(Items listed in a dataset)
[Start of Attachment]

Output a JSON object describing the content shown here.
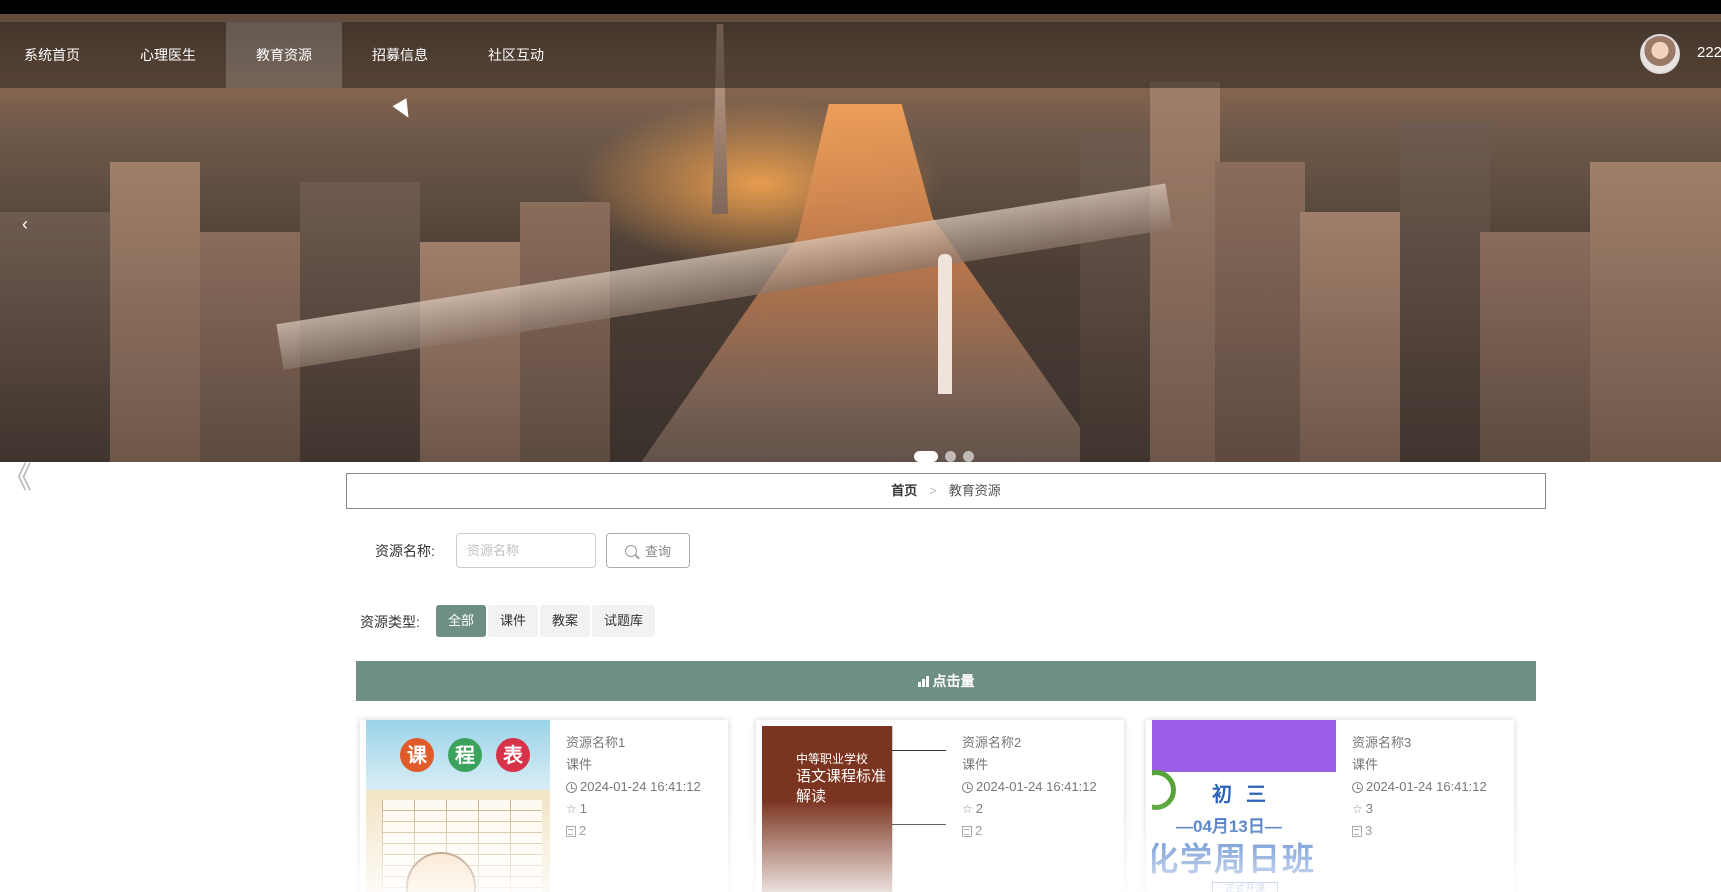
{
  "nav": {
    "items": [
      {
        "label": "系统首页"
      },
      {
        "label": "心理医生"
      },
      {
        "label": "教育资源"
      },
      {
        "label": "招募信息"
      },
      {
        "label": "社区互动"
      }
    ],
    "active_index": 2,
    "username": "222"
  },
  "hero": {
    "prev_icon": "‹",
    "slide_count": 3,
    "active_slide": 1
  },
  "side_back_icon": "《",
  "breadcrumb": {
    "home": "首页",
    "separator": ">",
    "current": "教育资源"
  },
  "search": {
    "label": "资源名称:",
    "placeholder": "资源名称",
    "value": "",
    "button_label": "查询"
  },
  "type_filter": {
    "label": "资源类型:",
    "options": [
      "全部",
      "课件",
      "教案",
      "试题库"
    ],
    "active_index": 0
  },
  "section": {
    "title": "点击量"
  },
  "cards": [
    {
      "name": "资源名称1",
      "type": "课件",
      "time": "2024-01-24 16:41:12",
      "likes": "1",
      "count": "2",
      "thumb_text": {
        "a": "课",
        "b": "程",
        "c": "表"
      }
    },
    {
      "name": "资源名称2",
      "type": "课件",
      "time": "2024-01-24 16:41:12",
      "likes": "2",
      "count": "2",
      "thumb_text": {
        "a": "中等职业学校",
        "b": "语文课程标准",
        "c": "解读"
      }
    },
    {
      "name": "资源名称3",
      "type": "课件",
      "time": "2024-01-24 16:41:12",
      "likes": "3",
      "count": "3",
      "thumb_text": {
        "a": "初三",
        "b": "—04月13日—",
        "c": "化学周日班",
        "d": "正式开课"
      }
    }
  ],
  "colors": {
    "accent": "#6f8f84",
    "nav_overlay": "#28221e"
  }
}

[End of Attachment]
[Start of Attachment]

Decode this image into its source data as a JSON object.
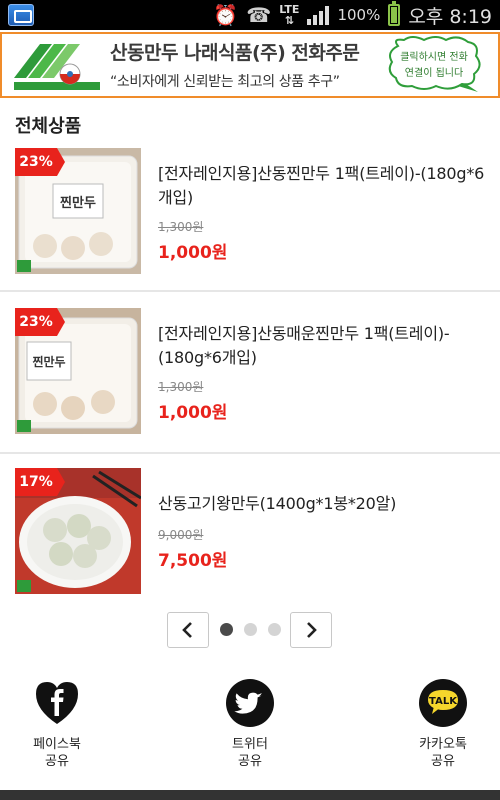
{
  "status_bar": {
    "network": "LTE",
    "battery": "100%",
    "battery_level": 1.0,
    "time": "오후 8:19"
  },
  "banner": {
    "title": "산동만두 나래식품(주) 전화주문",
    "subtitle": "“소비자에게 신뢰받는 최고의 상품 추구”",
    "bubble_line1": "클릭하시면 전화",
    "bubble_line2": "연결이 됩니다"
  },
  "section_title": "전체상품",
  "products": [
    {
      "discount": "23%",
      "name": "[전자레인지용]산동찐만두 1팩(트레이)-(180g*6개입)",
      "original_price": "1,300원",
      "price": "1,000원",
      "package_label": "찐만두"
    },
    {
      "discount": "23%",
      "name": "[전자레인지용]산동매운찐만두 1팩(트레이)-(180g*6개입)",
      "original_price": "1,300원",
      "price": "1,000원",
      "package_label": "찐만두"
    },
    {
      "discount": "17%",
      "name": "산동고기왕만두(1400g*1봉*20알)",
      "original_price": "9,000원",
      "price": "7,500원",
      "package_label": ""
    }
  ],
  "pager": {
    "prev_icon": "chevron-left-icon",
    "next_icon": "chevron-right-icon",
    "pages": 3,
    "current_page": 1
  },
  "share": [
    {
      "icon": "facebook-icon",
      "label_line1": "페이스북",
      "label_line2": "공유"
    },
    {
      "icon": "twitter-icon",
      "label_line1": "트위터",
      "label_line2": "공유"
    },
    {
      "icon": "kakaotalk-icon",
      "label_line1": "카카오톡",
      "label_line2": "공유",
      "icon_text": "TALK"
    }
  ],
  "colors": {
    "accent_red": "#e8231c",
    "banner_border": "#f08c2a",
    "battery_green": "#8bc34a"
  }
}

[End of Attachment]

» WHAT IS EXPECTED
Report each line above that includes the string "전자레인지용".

» TASK RESPONSE
      "name": "[전자레인지용]산동찐만두 1팩(트레이)-(180g*6개입)",
      "name": "[전자레인지용]산동매운찐만두 1팩(트레이)-(180g*6개입)",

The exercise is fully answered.